▶ _HOW TO COMPLETE THIS TASK_
Here are some entries. Print them exactly as they are.

▶ _EXTRACTED RECORDS_
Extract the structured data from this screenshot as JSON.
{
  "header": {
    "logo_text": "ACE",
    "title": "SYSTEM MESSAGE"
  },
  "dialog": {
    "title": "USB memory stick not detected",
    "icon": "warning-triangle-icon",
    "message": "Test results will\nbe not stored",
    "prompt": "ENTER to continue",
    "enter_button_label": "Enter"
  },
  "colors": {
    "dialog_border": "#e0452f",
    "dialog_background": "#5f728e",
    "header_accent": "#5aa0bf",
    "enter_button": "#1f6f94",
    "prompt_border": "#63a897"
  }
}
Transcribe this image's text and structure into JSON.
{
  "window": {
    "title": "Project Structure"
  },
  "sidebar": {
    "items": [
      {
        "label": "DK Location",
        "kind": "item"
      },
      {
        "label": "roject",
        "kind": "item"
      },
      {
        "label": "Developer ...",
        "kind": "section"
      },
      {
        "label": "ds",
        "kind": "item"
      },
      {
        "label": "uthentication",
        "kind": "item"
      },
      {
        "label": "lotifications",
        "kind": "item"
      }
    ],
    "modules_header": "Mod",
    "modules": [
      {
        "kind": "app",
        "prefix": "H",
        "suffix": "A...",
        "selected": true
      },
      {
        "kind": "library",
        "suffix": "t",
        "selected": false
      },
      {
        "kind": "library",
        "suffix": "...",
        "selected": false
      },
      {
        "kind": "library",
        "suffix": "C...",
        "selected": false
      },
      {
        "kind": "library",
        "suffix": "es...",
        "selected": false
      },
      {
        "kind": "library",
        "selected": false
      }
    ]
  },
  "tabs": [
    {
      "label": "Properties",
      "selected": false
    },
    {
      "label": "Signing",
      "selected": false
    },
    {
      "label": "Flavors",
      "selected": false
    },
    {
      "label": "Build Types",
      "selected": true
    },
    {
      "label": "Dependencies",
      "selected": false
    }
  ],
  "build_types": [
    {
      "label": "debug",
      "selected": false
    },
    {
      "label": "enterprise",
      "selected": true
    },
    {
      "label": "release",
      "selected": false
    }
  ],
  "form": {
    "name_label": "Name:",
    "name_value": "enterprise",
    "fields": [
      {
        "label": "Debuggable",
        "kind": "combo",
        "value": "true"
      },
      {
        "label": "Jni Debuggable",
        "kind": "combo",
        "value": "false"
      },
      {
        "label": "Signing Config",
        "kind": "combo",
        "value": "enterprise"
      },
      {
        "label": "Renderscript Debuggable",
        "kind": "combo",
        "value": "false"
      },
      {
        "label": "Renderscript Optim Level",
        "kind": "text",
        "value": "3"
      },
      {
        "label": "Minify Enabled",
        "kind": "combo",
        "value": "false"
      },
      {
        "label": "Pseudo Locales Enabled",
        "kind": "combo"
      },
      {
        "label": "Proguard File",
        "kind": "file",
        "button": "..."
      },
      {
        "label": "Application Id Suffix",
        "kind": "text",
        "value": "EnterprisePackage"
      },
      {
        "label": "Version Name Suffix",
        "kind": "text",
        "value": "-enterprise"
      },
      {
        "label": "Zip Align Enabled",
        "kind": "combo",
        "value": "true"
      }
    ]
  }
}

▶ _WORKED SOLUTION_
Extract the structured data from this screenshot as JSON.
{
  "header": {
    "logo_text": "ACE",
    "title": "SYSTEM MESSAGE"
  },
  "dialog": {
    "title": "USB memory stick not detected",
    "icon": "warning-triangle-icon",
    "message": "Test results will\nbe not stored",
    "prompt": "ENTER to continue",
    "enter_button_label": "Enter"
  },
  "colors": {
    "dialog_border": "#e0452f",
    "dialog_background": "#5f728e",
    "header_accent": "#5aa0bf",
    "enter_button": "#1f6f94",
    "prompt_border": "#63a897"
  }
}
Transcribe this image's text and structure into JSON.
{
  "window": {
    "title": "Project Structure"
  },
  "sidebar": {
    "items": [
      {
        "label": "DK Location",
        "kind": "item"
      },
      {
        "label": "roject",
        "kind": "item"
      },
      {
        "label": "Developer ...",
        "kind": "section"
      },
      {
        "label": "ds",
        "kind": "item"
      },
      {
        "label": "uthentication",
        "kind": "item"
      },
      {
        "label": "lotifications",
        "kind": "item"
      }
    ],
    "modules_header": "Mod",
    "modules": [
      {
        "kind": "app",
        "prefix": "H",
        "suffix": "A...",
        "selected": true
      },
      {
        "kind": "library",
        "suffix": "t",
        "selected": false
      },
      {
        "kind": "library",
        "suffix": "...",
        "selected": false
      },
      {
        "kind": "library",
        "suffix": "C...",
        "selected": false
      },
      {
        "kind": "library",
        "suffix": "es...",
        "selected": false
      },
      {
        "kind": "library",
        "selected": false
      }
    ]
  },
  "tabs": [
    {
      "label": "Properties",
      "selected": false
    },
    {
      "label": "Signing",
      "selected": false
    },
    {
      "label": "Flavors",
      "selected": false
    },
    {
      "label": "Build Types",
      "selected": true
    },
    {
      "label": "Dependencies",
      "selected": false
    }
  ],
  "build_types": [
    {
      "label": "debug",
      "selected": false
    },
    {
      "label": "enterprise",
      "selected": true
    },
    {
      "label": "release",
      "selected": false
    }
  ],
  "form": {
    "name_label": "Name:",
    "name_value": "enterprise",
    "fields": [
      {
        "label": "Debuggable",
        "kind": "combo",
        "value": "true"
      },
      {
        "label": "Jni Debuggable",
        "kind": "combo",
        "value": "false"
      },
      {
        "label": "Signing Config",
        "kind": "combo",
        "value": "enterprise"
      },
      {
        "label": "Renderscript Debuggable",
        "kind": "combo",
        "value": "false"
      },
      {
        "label": "Renderscript Optim Level",
        "kind": "text",
        "value": "3"
      },
      {
        "label": "Minify Enabled",
        "kind": "combo",
        "value": "false"
      },
      {
        "label": "Pseudo Locales Enabled",
        "kind": "combo"
      },
      {
        "label": "Proguard File",
        "kind": "file",
        "button": "..."
      },
      {
        "label": "Application Id Suffix",
        "kind": "text",
        "value": "EnterprisePackage"
      },
      {
        "label": "Version Name Suffix",
        "kind": "text",
        "value": "-enterprise"
      },
      {
        "label": "Zip Align Enabled",
        "kind": "combo",
        "value": "true"
      }
    ]
  }
}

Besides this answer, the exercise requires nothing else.